Method: 16 patients aged 4 through 20 years were evaluated in a clinic specializing in the assessment and management of behavioral and food-related problems in PWS. Eight patients were found to have key features of the syndrome but did not have a PWS genotype. These PWS-like subjects were matched to 8 clinic patients with a confirmed deletion of the PWS critical region of the paternally derived chromosome 15. All subjects were evaluated for obesity, IQ, food-related problems, maladaptive behaviors, and non-food-related OC symptoms.
Results: There were no differences between the 2 groups with respect to measures of obesity, IQ, food-related difficulties, or overall maladaptive behaviors. The PWS group showed significantly greater numbers of OC symptoms and greater symptom severity.

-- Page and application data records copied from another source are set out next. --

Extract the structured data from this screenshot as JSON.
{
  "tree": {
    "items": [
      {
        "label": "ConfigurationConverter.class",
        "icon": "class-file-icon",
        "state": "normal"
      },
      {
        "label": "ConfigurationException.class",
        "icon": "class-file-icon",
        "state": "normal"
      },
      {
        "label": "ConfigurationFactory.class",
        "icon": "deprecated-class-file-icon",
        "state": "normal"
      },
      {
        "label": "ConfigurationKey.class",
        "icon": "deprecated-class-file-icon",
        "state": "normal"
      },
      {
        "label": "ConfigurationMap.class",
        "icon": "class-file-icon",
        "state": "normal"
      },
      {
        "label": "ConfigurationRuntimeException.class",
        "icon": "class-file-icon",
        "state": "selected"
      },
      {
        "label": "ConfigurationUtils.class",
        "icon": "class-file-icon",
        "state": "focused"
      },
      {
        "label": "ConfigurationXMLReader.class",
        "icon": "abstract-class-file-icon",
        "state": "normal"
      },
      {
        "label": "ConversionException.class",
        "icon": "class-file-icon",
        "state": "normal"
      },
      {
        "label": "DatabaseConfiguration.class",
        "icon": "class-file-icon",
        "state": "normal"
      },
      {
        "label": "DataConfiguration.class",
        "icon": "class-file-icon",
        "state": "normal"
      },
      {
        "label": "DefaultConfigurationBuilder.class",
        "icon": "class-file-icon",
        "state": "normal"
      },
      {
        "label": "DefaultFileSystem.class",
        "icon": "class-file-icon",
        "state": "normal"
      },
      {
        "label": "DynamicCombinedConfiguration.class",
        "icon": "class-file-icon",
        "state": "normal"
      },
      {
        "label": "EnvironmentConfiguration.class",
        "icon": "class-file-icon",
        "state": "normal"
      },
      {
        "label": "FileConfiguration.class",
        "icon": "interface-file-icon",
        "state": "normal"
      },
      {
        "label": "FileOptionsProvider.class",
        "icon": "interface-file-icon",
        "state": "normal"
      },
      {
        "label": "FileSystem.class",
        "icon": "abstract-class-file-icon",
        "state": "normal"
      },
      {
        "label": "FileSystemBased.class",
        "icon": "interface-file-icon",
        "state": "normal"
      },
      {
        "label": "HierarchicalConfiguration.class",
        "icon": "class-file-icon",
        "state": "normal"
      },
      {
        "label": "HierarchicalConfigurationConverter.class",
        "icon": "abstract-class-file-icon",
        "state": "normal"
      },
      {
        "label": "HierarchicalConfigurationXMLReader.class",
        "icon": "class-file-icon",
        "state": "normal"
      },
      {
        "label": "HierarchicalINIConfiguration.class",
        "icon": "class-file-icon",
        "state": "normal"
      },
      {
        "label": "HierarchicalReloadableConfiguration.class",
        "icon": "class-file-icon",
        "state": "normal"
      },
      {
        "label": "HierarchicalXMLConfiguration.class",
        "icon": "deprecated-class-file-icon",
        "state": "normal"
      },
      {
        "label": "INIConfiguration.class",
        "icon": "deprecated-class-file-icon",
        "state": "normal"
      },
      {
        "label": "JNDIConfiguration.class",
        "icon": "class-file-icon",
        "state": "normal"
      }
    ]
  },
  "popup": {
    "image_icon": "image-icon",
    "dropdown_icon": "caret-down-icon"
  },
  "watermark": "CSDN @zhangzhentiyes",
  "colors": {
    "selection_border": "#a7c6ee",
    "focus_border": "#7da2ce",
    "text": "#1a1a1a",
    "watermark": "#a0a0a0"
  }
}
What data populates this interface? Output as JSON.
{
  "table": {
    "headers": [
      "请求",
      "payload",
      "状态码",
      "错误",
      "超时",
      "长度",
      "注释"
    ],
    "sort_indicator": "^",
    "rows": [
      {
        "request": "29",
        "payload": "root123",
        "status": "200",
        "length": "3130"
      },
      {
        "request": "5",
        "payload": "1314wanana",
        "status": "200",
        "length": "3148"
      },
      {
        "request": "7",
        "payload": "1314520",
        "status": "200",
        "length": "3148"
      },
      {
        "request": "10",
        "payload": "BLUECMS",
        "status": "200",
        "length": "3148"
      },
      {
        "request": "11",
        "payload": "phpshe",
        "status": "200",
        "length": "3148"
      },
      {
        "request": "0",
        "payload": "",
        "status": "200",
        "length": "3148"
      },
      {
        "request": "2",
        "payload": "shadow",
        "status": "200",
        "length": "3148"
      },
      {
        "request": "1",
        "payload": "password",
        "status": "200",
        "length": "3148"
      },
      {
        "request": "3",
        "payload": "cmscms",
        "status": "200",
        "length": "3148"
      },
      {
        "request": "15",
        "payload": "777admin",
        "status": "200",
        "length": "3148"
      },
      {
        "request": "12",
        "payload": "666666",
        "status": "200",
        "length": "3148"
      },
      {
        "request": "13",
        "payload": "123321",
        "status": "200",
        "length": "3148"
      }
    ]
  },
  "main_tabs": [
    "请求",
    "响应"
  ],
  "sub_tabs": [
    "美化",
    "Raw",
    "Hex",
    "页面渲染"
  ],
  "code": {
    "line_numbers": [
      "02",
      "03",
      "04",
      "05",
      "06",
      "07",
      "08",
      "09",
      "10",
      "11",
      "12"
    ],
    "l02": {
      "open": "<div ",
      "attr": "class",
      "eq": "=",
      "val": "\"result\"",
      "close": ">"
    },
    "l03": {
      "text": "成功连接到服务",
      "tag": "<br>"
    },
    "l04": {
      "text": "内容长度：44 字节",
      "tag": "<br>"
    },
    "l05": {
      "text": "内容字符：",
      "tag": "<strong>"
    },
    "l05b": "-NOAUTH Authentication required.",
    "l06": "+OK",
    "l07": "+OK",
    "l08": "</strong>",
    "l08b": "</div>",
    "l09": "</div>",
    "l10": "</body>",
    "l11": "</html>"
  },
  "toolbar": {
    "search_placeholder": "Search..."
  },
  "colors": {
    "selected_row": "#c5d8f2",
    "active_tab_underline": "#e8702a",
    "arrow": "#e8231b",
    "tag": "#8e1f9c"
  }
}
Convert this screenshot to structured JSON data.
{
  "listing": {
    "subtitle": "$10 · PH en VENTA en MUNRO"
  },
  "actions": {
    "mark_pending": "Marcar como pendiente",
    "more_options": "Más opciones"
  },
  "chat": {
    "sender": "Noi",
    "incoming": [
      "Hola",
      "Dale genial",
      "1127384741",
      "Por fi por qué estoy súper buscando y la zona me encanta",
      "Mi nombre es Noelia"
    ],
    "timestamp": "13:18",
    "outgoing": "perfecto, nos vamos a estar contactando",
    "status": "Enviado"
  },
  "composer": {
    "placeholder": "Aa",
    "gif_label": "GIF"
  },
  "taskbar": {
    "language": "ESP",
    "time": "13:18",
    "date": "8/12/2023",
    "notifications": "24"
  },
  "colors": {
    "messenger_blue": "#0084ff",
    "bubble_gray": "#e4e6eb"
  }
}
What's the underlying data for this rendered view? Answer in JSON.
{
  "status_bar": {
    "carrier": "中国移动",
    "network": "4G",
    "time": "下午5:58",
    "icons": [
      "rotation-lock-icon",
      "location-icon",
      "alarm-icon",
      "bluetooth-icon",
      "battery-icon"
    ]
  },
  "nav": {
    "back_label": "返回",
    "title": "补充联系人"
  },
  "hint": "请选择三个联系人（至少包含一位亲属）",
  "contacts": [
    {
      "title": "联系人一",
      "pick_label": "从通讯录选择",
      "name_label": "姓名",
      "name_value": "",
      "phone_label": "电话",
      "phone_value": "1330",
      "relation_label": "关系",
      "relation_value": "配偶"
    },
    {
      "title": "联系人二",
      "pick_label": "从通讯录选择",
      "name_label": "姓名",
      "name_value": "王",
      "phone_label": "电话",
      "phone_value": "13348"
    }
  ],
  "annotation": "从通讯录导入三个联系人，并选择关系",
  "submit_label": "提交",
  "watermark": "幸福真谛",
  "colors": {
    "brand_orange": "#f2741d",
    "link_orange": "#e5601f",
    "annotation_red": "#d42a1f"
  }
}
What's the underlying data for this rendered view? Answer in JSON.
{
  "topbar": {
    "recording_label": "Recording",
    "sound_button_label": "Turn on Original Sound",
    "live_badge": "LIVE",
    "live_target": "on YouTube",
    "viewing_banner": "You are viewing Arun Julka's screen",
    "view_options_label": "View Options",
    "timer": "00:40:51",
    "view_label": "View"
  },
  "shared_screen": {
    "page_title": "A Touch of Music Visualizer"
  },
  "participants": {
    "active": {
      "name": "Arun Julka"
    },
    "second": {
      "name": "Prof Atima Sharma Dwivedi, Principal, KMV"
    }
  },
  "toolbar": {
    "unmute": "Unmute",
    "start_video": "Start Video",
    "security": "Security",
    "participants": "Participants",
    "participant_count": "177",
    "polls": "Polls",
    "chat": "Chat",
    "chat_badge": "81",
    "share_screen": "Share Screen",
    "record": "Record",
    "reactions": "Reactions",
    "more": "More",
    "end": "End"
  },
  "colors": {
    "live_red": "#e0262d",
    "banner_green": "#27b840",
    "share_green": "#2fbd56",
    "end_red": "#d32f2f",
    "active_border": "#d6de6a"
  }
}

Conclusions: Patients with PWS have elevated numbers of OC symptoms and significant symptom-related impairment which are not explained by developmental delay, food-related difficulties, or obesity. OC symptoms are part of a behavioral phenotype that accompanies deletions on the proximal long arm of chromosome 15 in PWS.